The city is located in the high desert and it has an average elevation of about 5,314 ft (1,619 m). Its population is around 585,000 people and it features an incredible old town that contains a plethora of historic buildings, shops, and restaurants.

Albuquerque is also home to five museums, a zoo, and a botanical garden. The city also hosts the famed International Balloon Fiesta in October, which draws nearly 750,000 people each year.

Albuquerque is accessible by plane, train, and bus and is located off of US Interstate 40 and US Interstate 25, as well as the historic US Route 66. Accommodation options include hotels, motels, and Airbnb properties.

Santa Fe

Located to the north of Albuquerque is Santa Fe, the capital of New Mexico. The city is located at the foothills of the Southern Rocky Mountains and, thanks to its average elevation of about 7,000 feet (2,133 m), Santa Fe is the highest and oldest state capital in the US.

Santa Fe currently has a population of around 85,000 people and it’s well-known for its many historic sites. It also has a bustling arts scene that includes around 250 galleries and dozens of museums.

Santa Fe, New Mexico

There are plenty of accommodation options for visitors to choose from in Santa Fe. The city’s proximity to the mountains also make it a great option for adventure lovers. You can find a range of hiking and skiing opportunities just outside the city, too, so it’s an awesome place to stay if you’re looking to see more of central New Mexico.


The Mountainair Ranger District is located in the small town of Mountainair, which is situated just to the east of the ranger district. It is located about 10 mi (16 km) from the geographical center of the state of New Mexico.

Mountainair was formally incorporated in 1903 and, despite the fact that it has a population of less than 1,000 people, it is a great destination for anyone looking for a true adventure in the mountains. It’s also known as the “Gateway to Ancient Cities” due to its proximity to the Salinas Pueblo National Monument.

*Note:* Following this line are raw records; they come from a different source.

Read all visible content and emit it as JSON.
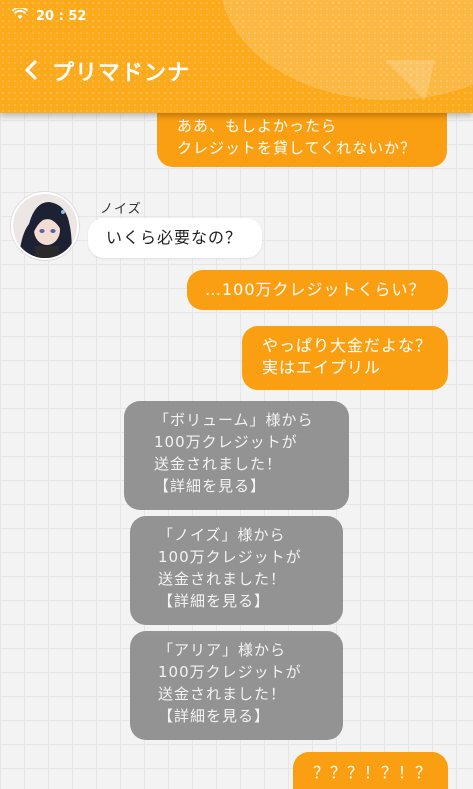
{
  "status": {
    "time": "20 : 52"
  },
  "header": {
    "title": "プリマドンナ"
  },
  "messages": {
    "m1_line1": "ああ、もしよかったら",
    "m1_line2": "クレジットを貸してくれないか？",
    "sender_name": "ノイズ",
    "m2": "いくら必要なの？",
    "m3": "…100万クレジットくらい？",
    "m4_line1": "やっぱり大金だよな？",
    "m4_line2": "実はエイプリル",
    "s1": [
      "「ボリューム」様から",
      "100万クレジットが",
      "送金されました！",
      "【詳細を見る】"
    ],
    "s2": [
      "「ノイズ」様から",
      "100万クレジットが",
      "送金されました！",
      "【詳細を見る】"
    ],
    "s3": [
      "「アリア」様から",
      "100万クレジットが",
      "送金されました！",
      "【詳細を見る】"
    ],
    "m5": "？？？！？！？"
  },
  "colors": {
    "accent": "#fbaa1c",
    "bubble_out": "#fb9f12",
    "system": "#8e8e8e"
  }
}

Salinas National Monument, New Mexico

Explore Cibola National Forest – Mountainair Ranger District (West) with the PeakVisor 3D Map and identify its summits.

Register Peak
Peak Name
This 3D model of Sagarmatha National Park in Nepal was made using the PeakVisor app topographic data. The mobile app features higher precision models worldwide, more topographic details, and works offline. Download PeakVisor maps today.
 Download OBJ model
The download should start shortly. If you find it useful please consider supporting the PeakVisor app.